If you’re reading the script on a screen, use the word processing tools to highlight, italicize, or bold anything you need to be aware of. Don’t be afraid to add your own direction and analysis of the script if none has been provided. If you’re working from a print out, grab your pencil and get marking, highlighting the same things you would on screen. Check out Chapter 11 for more help on marking up your script.
Step 5: Replying to a job
Replying to a job is an exciting prospect! Every opportunity you take advantage of could lead to something bigger and greater than you ever imagined. Therefore, taking time to reply is important, as being ready and presenting yourself professionally are key factors in securing a job when you are not representing yourself in person.
As well, remember that being selective with the jobs you reply to can be of great benefit to both yourself and the client who posted the job. If you feel that you’re a wonderful fit and can confidently deliver on all that’s being required after finding a job posting that interests you, go for it! You can reply to the job by submitting an online audition- using an excerpt of the script that is often provided in a posting- that consists of a brief message, your voice-over demo, and a quote for the job.
Step 6: Getting a response
After the client posts a job, they can log in to their account and listen to the audition responses. If your audition is one that catches their interest, a client will contact you directly through the marketplace using the site’s internal messaging system to further discuss the project. After a final selection has been made, the client awards the project to the best voice actor for the job (hopefully, that’s you!). Then, if a payment service is offered on the site, the client makes a deposit to your account to secure your services.
Typically, if the site is like Voices.com, you’ll receive a notification via e-mail stating that you’re the winning candidate. Such an e-mail will include instructions on what you have to do next, and links to where those actions can be taken when logged into your account.
At this point, you may have direct contact with the client and discuss details pertaining to the job. The marketplace may disclose your contact details to client and vice versa to facilitate easier communication between the two of you. After you complete the work in a recording studio, whether a third party one or your own personal one, you upload the file(s) using the site’s guidelines and applications, and await the client’s approval of the work. Their approval should trigger authorization of payment.

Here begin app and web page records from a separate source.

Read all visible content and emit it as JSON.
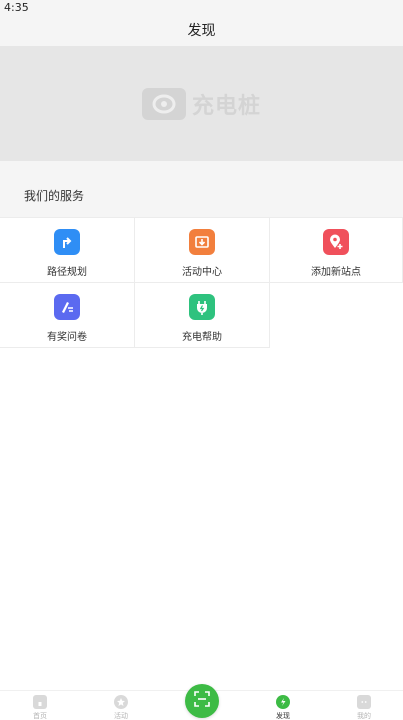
{
  "status_bar": {
    "time": "4:35"
  },
  "header": {
    "title": "发现"
  },
  "banner": {
    "logo_text": "充电桩"
  },
  "services": {
    "title": "我们的服务",
    "items": [
      {
        "label": "路径规划",
        "icon": "route-icon",
        "color": "#2f8ef5"
      },
      {
        "label": "活动中心",
        "icon": "activity-box-icon",
        "color": "#f27f3d"
      },
      {
        "label": "添加新站点",
        "icon": "add-location-icon",
        "color": "#f0505b"
      },
      {
        "label": "有奖问卷",
        "icon": "survey-icon",
        "color": "#5b6af0"
      },
      {
        "label": "充电帮助",
        "icon": "charging-plug-icon",
        "color": "#2ec27e"
      }
    ]
  },
  "tabbar": {
    "tabs": [
      {
        "label": "首页",
        "icon": "home-icon"
      },
      {
        "label": "活动",
        "icon": "star-icon"
      },
      {
        "label": "发现",
        "icon": "discover-icon",
        "active": true
      },
      {
        "label": "我的",
        "icon": "profile-icon"
      }
    ],
    "scan_icon": "scan-icon",
    "accent": "#3dbb45"
  }
}
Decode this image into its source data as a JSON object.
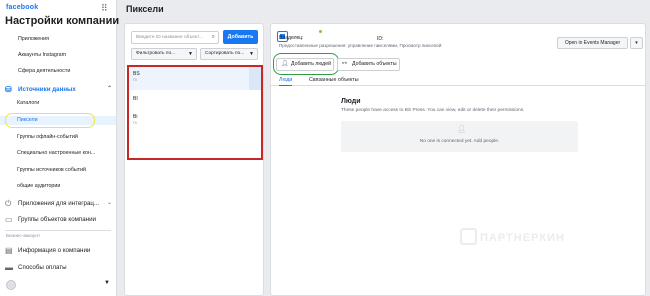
{
  "sidebar": {
    "logo": "facebook",
    "title": "Настройки компании",
    "items_top": [
      {
        "label": "Приложения"
      },
      {
        "label": "Аккаунты Instagram"
      },
      {
        "label": "Сфера деятельности"
      }
    ],
    "data_sources": {
      "label": "Источники данных",
      "items": [
        {
          "label": "Каталоги"
        },
        {
          "label": "Пиксели"
        },
        {
          "label": "Группы офлайн-событий"
        },
        {
          "label": "Специально настроенные кон..."
        },
        {
          "label": "Группы источников событий"
        },
        {
          "label": "общие аудитории"
        }
      ]
    },
    "sections": [
      {
        "label": "Приложения для интеграц...",
        "icon": "plug-icon"
      },
      {
        "label": "Группы объектов компании",
        "icon": "folder-icon"
      }
    ],
    "caption": "Бизнес-аккаунт",
    "bottom_sections": [
      {
        "label": "Информация о компании",
        "icon": "info-icon"
      },
      {
        "label": "Способы оплаты",
        "icon": "card-icon"
      }
    ]
  },
  "page": {
    "title": "Пиксели"
  },
  "pixel_list": {
    "search_placeholder": "Введите ID название объект...",
    "add_label": "Добавить",
    "filter_label": "Фильтровать по...",
    "sort_label": "Сортировать по...",
    "rows": [
      {
        "name": "BS",
        "sub": "Пі"
      },
      {
        "name": "BI",
        "sub": ""
      },
      {
        "name": "Bi",
        "sub": "Пі"
      }
    ]
  },
  "detail": {
    "owner_label": "Владелец:",
    "id_label": "ID:",
    "permissions": "Предоставленные разрешения: управление пикселями, Просмотр пикселей",
    "events_manager_label": "Open in Events Manager",
    "more_label": "▾",
    "add_people_label": "Добавить людей",
    "add_assets_label": "Добавить объекты",
    "tabs": [
      {
        "label": "Люди"
      },
      {
        "label": "Связанные объекты"
      }
    ],
    "people_title": "Люди",
    "people_subtitle": "These people have access to BS Press. You can view, edit or delete their permissions.",
    "empty_message": "No one is connected yet. Add people."
  },
  "watermark": "ПАРТНЕРКИН",
  "colors": {
    "accent": "#1877f2",
    "highlight_yellow": "#f0e63c",
    "highlight_red": "#c62828",
    "highlight_green": "#2e9e46"
  }
}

Remember that these are the most basic of steps for those new to the virtual world of voice over auditions. The finer points of auditioning online, such as how to protect your work and appropriately quoting for any given job, will come to you over time. To make that process a little easier, we will be covering those topics in our next post. Stay tuned!
About The Authors
Stephanie Ciccarelli and David Ciccarelli are the founders of Voices.com, the largest global web hub for voice actors. Over the past nine years, Stephanie, David, and their team have grown Voices.com from the ground up to become the leader in the industry. This article was originally published in Voice Acting For Dummies and has been republished with permission from John Wiley and Sons, Inc.